:: What is expected ::
Within these entries, which lines include the string "folder"? Copy each one.

:: Data supplied ::
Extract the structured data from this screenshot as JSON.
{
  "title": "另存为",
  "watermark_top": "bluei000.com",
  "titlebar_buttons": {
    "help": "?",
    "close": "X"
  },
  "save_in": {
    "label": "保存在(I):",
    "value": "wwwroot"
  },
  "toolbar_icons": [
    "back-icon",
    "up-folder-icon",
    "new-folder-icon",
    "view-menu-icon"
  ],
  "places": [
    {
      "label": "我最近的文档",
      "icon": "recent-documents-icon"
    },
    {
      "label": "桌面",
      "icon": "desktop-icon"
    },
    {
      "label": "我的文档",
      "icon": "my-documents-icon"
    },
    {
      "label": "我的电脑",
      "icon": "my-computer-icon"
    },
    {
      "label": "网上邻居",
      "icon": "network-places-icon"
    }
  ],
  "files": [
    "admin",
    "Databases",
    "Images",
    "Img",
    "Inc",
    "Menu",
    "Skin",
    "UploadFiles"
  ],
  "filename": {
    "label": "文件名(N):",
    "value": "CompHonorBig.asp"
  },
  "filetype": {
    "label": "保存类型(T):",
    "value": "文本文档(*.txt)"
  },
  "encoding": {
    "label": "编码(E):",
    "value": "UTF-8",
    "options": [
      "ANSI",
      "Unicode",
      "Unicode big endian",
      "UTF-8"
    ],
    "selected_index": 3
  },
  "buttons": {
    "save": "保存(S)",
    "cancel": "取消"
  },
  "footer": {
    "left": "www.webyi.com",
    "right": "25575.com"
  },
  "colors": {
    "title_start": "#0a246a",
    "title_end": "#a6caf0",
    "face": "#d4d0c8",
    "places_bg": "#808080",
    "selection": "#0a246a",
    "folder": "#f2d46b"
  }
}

:: Task response ::
    "up-folder-icon",
    "new-folder-icon",
    "folder": "#f2d46b"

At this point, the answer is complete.